* **GIVEN RECORDS**
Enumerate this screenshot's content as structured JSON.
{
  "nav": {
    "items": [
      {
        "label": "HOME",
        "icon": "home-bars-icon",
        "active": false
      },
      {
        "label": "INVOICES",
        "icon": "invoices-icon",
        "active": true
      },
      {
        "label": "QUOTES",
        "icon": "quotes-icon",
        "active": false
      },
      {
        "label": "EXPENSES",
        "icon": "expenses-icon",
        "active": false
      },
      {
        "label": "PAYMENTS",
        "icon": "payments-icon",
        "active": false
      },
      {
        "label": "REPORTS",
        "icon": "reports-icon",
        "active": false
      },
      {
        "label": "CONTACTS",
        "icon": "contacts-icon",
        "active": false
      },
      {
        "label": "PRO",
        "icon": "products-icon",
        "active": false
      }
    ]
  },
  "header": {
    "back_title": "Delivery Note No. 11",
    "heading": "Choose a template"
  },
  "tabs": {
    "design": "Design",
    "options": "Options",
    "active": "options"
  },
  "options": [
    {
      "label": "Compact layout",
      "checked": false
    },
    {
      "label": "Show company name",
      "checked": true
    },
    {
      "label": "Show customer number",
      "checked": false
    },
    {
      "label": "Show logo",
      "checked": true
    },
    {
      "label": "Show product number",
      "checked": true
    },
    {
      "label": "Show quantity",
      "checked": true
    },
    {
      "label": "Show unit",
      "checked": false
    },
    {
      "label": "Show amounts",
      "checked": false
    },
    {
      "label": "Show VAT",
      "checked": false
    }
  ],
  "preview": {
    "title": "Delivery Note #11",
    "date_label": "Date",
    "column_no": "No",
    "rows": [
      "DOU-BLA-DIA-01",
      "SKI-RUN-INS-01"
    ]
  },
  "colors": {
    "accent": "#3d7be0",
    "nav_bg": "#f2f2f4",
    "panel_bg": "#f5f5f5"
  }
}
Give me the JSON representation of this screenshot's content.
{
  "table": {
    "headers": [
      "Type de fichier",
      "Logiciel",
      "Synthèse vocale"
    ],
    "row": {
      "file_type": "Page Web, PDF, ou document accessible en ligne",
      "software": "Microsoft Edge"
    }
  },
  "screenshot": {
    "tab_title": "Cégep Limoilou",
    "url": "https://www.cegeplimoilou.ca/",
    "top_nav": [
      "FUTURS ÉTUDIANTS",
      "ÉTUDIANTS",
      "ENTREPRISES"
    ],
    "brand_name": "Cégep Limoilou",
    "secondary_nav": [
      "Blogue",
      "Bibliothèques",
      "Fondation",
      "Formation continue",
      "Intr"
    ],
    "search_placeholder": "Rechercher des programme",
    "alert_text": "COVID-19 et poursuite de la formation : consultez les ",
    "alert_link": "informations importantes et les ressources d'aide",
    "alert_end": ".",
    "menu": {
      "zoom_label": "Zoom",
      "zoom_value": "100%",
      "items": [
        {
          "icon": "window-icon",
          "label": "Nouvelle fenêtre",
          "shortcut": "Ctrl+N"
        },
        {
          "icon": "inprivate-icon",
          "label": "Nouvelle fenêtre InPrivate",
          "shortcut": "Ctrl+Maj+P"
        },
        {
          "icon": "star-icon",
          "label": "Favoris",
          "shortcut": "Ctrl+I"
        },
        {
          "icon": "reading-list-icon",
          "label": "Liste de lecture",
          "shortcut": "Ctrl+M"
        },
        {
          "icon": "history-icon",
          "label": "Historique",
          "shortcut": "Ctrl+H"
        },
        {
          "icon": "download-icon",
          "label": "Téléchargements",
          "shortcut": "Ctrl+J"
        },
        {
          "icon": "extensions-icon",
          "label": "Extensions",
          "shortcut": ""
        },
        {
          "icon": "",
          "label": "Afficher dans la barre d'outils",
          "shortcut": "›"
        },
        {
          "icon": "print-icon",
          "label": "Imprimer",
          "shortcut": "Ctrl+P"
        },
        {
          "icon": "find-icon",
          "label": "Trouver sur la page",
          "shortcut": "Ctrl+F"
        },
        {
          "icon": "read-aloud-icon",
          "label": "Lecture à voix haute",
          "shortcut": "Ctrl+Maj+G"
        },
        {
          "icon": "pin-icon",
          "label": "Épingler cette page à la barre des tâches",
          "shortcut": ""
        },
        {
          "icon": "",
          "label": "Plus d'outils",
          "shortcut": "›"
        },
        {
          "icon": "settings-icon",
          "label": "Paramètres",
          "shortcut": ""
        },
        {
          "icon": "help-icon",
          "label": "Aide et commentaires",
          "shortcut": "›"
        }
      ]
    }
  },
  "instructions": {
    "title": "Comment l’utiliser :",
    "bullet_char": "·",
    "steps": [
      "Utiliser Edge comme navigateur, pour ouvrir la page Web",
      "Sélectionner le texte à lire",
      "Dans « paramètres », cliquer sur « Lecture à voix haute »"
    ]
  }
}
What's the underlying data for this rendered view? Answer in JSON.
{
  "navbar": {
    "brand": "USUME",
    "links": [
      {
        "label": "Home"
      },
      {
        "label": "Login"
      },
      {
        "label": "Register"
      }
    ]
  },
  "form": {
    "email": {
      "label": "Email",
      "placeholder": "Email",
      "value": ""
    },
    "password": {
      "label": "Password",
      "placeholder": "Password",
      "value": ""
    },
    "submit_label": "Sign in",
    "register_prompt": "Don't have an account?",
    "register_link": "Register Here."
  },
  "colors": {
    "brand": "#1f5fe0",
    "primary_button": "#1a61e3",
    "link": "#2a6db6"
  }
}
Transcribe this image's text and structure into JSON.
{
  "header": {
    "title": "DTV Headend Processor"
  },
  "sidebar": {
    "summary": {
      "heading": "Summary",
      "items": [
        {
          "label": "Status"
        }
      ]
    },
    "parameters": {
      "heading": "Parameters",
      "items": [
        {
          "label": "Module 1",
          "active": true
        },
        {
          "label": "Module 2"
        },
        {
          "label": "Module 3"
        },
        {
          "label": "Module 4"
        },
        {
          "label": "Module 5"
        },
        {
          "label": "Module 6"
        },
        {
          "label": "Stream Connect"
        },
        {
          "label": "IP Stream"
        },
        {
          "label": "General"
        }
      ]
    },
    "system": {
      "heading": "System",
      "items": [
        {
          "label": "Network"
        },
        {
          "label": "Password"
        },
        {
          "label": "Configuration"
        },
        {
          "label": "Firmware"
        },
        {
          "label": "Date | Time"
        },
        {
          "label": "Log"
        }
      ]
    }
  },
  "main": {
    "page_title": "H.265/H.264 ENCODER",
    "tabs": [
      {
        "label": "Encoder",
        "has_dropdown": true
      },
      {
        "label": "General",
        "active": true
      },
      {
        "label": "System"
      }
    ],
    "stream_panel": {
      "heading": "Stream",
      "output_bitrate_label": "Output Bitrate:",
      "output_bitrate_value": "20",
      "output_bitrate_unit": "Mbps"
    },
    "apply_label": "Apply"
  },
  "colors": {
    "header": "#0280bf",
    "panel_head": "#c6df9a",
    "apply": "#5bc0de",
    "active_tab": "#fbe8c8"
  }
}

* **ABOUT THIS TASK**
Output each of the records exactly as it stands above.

* **ANSWER TO THIS EXERCISE**
Enumerate this screenshot's content as structured JSON.
{
  "nav": {
    "items": [
      {
        "label": "HOME",
        "icon": "home-bars-icon",
        "active": false
      },
      {
        "label": "INVOICES",
        "icon": "invoices-icon",
        "active": true
      },
      {
        "label": "QUOTES",
        "icon": "quotes-icon",
        "active": false
      },
      {
        "label": "EXPENSES",
        "icon": "expenses-icon",
        "active": false
      },
      {
        "label": "PAYMENTS",
        "icon": "payments-icon",
        "active": false
      },
      {
        "label": "REPORTS",
        "icon": "reports-icon",
        "active": false
      },
      {
        "label": "CONTACTS",
        "icon": "contacts-icon",
        "active": false
      },
      {
        "label": "PRO",
        "icon": "products-icon",
        "active": false
      }
    ]
  },
  "header": {
    "back_title": "Delivery Note No. 11",
    "heading": "Choose a template"
  },
  "tabs": {
    "design": "Design",
    "options": "Options",
    "active": "options"
  },
  "options": [
    {
      "label": "Compact layout",
      "checked": false
    },
    {
      "label": "Show company name",
      "checked": true
    },
    {
      "label": "Show customer number",
      "checked": false
    },
    {
      "label": "Show logo",
      "checked": true
    },
    {
      "label": "Show product number",
      "checked": true
    },
    {
      "label": "Show quantity",
      "checked": true
    },
    {
      "label": "Show unit",
      "checked": false
    },
    {
      "label": "Show amounts",
      "checked": false
    },
    {
      "label": "Show VAT",
      "checked": false
    }
  ],
  "preview": {
    "title": "Delivery Note #11",
    "date_label": "Date",
    "column_no": "No",
    "rows": [
      "DOU-BLA-DIA-01",
      "SKI-RUN-INS-01"
    ]
  },
  "colors": {
    "accent": "#3d7be0",
    "nav_bg": "#f2f2f4",
    "panel_bg": "#f5f5f5"
  }
}
Give me the JSON representation of this screenshot's content.
{
  "table": {
    "headers": [
      "Type de fichier",
      "Logiciel",
      "Synthèse vocale"
    ],
    "row": {
      "file_type": "Page Web, PDF, ou document accessible en ligne",
      "software": "Microsoft Edge"
    }
  },
  "screenshot": {
    "tab_title": "Cégep Limoilou",
    "url": "https://www.cegeplimoilou.ca/",
    "top_nav": [
      "FUTURS ÉTUDIANTS",
      "ÉTUDIANTS",
      "ENTREPRISES"
    ],
    "brand_name": "Cégep Limoilou",
    "secondary_nav": [
      "Blogue",
      "Bibliothèques",
      "Fondation",
      "Formation continue",
      "Intr"
    ],
    "search_placeholder": "Rechercher des programme",
    "alert_text": "COVID-19 et poursuite de la formation : consultez les ",
    "alert_link": "informations importantes et les ressources d'aide",
    "alert_end": ".",
    "menu": {
      "zoom_label": "Zoom",
      "zoom_value": "100%",
      "items": [
        {
          "icon": "window-icon",
          "label": "Nouvelle fenêtre",
          "shortcut": "Ctrl+N"
        },
        {
          "icon": "inprivate-icon",
          "label": "Nouvelle fenêtre InPrivate",
          "shortcut": "Ctrl+Maj+P"
        },
        {
          "icon": "star-icon",
          "label": "Favoris",
          "shortcut": "Ctrl+I"
        },
        {
          "icon": "reading-list-icon",
          "label": "Liste de lecture",
          "shortcut": "Ctrl+M"
        },
        {
          "icon": "history-icon",
          "label": "Historique",
          "shortcut": "Ctrl+H"
        },
        {
          "icon": "download-icon",
          "label": "Téléchargements",
          "shortcut": "Ctrl+J"
        },
        {
          "icon": "extensions-icon",
          "label": "Extensions",
          "shortcut": ""
        },
        {
          "icon": "",
          "label": "Afficher dans la barre d'outils",
          "shortcut": "›"
        },
        {
          "icon": "print-icon",
          "label": "Imprimer",
          "shortcut": "Ctrl+P"
        },
        {
          "icon": "find-icon",
          "label": "Trouver sur la page",
          "shortcut": "Ctrl+F"
        },
        {
          "icon": "read-aloud-icon",
          "label": "Lecture à voix haute",
          "shortcut": "Ctrl+Maj+G"
        },
        {
          "icon": "pin-icon",
          "label": "Épingler cette page à la barre des tâches",
          "shortcut": ""
        },
        {
          "icon": "",
          "label": "Plus d'outils",
          "shortcut": "›"
        },
        {
          "icon": "settings-icon",
          "label": "Paramètres",
          "shortcut": ""
        },
        {
          "icon": "help-icon",
          "label": "Aide et commentaires",
          "shortcut": "›"
        }
      ]
    }
  },
  "instructions": {
    "title": "Comment l’utiliser :",
    "bullet_char": "·",
    "steps": [
      "Utiliser Edge comme navigateur, pour ouvrir la page Web",
      "Sélectionner le texte à lire",
      "Dans « paramètres », cliquer sur « Lecture à voix haute »"
    ]
  }
}
What's the underlying data for this rendered view? Answer in JSON.
{
  "navbar": {
    "brand": "USUME",
    "links": [
      {
        "label": "Home"
      },
      {
        "label": "Login"
      },
      {
        "label": "Register"
      }
    ]
  },
  "form": {
    "email": {
      "label": "Email",
      "placeholder": "Email",
      "value": ""
    },
    "password": {
      "label": "Password",
      "placeholder": "Password",
      "value": ""
    },
    "submit_label": "Sign in",
    "register_prompt": "Don't have an account?",
    "register_link": "Register Here."
  },
  "colors": {
    "brand": "#1f5fe0",
    "primary_button": "#1a61e3",
    "link": "#2a6db6"
  }
}
Transcribe this image's text and structure into JSON.
{
  "header": {
    "title": "DTV Headend Processor"
  },
  "sidebar": {
    "summary": {
      "heading": "Summary",
      "items": [
        {
          "label": "Status"
        }
      ]
    },
    "parameters": {
      "heading": "Parameters",
      "items": [
        {
          "label": "Module 1",
          "active": true
        },
        {
          "label": "Module 2"
        },
        {
          "label": "Module 3"
        },
        {
          "label": "Module 4"
        },
        {
          "label": "Module 5"
        },
        {
          "label": "Module 6"
        },
        {
          "label": "Stream Connect"
        },
        {
          "label": "IP Stream"
        },
        {
          "label": "General"
        }
      ]
    },
    "system": {
      "heading": "System",
      "items": [
        {
          "label": "Network"
        },
        {
          "label": "Password"
        },
        {
          "label": "Configuration"
        },
        {
          "label": "Firmware"
        },
        {
          "label": "Date | Time"
        },
        {
          "label": "Log"
        }
      ]
    }
  },
  "main": {
    "page_title": "H.265/H.264 ENCODER",
    "tabs": [
      {
        "label": "Encoder",
        "has_dropdown": true
      },
      {
        "label": "General",
        "active": true
      },
      {
        "label": "System"
      }
    ],
    "stream_panel": {
      "heading": "Stream",
      "output_bitrate_label": "Output Bitrate:",
      "output_bitrate_value": "20",
      "output_bitrate_unit": "Mbps"
    },
    "apply_label": "Apply"
  },
  "colors": {
    "header": "#0280bf",
    "panel_head": "#c6df9a",
    "apply": "#5bc0de",
    "active_tab": "#fbe8c8"
  }
}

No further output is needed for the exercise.